#### WORK REQUEST:
Each line below should be written out exactly, with none skipped.

[Interface dataset entries]
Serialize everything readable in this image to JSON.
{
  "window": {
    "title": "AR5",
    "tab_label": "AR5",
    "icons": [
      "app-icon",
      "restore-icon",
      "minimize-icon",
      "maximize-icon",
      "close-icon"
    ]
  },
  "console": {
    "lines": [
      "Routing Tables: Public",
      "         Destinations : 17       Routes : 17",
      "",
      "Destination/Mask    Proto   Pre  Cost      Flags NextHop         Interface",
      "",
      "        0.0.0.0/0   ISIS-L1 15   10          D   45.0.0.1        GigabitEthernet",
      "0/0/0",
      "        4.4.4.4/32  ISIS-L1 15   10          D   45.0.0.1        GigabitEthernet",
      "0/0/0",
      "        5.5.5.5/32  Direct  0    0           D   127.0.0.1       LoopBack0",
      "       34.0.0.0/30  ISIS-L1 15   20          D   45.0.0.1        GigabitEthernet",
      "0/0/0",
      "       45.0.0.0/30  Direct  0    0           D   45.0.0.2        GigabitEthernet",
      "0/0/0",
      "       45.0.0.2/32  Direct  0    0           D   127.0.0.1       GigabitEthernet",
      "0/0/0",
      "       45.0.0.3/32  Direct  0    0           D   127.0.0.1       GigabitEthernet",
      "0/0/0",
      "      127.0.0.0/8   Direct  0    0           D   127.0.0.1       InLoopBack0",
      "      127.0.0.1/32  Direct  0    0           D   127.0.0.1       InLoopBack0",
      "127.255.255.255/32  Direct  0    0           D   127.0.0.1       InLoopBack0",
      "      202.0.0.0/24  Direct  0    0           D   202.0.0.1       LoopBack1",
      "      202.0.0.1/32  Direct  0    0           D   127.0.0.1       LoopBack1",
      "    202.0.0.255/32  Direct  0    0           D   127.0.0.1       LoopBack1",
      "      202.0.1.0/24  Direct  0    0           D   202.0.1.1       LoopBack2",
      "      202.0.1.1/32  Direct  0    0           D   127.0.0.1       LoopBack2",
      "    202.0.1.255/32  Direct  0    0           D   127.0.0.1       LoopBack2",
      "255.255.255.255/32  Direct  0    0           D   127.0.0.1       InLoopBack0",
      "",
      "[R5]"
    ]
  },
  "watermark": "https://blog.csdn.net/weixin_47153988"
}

#### RESPONSE BOX:
Serialize everything readable in this image to JSON.
{
  "window": {
    "title": "AR5",
    "tab_label": "AR5",
    "icons": [
      "app-icon",
      "restore-icon",
      "minimize-icon",
      "maximize-icon",
      "close-icon"
    ]
  },
  "console": {
    "lines": [
      "Routing Tables: Public",
      "         Destinations : 17       Routes : 17",
      "",
      "Destination/Mask    Proto   Pre  Cost      Flags NextHop         Interface",
      "",
      "        0.0.0.0/0   ISIS-L1 15   10          D   45.0.0.1        GigabitEthernet",
      "0/0/0",
      "        4.4.4.4/32  ISIS-L1 15   10          D   45.0.0.1        GigabitEthernet",
      "0/0/0",
      "        5.5.5.5/32  Direct  0    0           D   127.0.0.1       LoopBack0",
      "       34.0.0.0/30  ISIS-L1 15   20          D   45.0.0.1        GigabitEthernet",
      "0/0/0",
      "       45.0.0.0/30  Direct  0    0           D   45.0.0.2        GigabitEthernet",
      "0/0/0",
      "       45.0.0.2/32  Direct  0    0           D   127.0.0.1       GigabitEthernet",
      "0/0/0",
      "       45.0.0.3/32  Direct  0    0           D   127.0.0.1       GigabitEthernet",
      "0/0/0",
      "      127.0.0.0/8   Direct  0    0           D   127.0.0.1       InLoopBack0",
      "      127.0.0.1/32  Direct  0    0           D   127.0.0.1       InLoopBack0",
      "127.255.255.255/32  Direct  0    0           D   127.0.0.1       InLoopBack0",
      "      202.0.0.0/24  Direct  0    0           D   202.0.0.1       LoopBack1",
      "      202.0.0.1/32  Direct  0    0           D   127.0.0.1       LoopBack1",
      "    202.0.0.255/32  Direct  0    0           D   127.0.0.1       LoopBack1",
      "      202.0.1.0/24  Direct  0    0           D   202.0.1.1       LoopBack2",
      "      202.0.1.1/32  Direct  0    0           D   127.0.0.1       LoopBack2",
      "    202.0.1.255/32  Direct  0    0           D   127.0.0.1       LoopBack2",
      "255.255.255.255/32  Direct  0    0           D   127.0.0.1       InLoopBack0",
      "",
      "[R5]"
    ]
  },
  "watermark": "https://blog.csdn.net/weixin_47153988"
}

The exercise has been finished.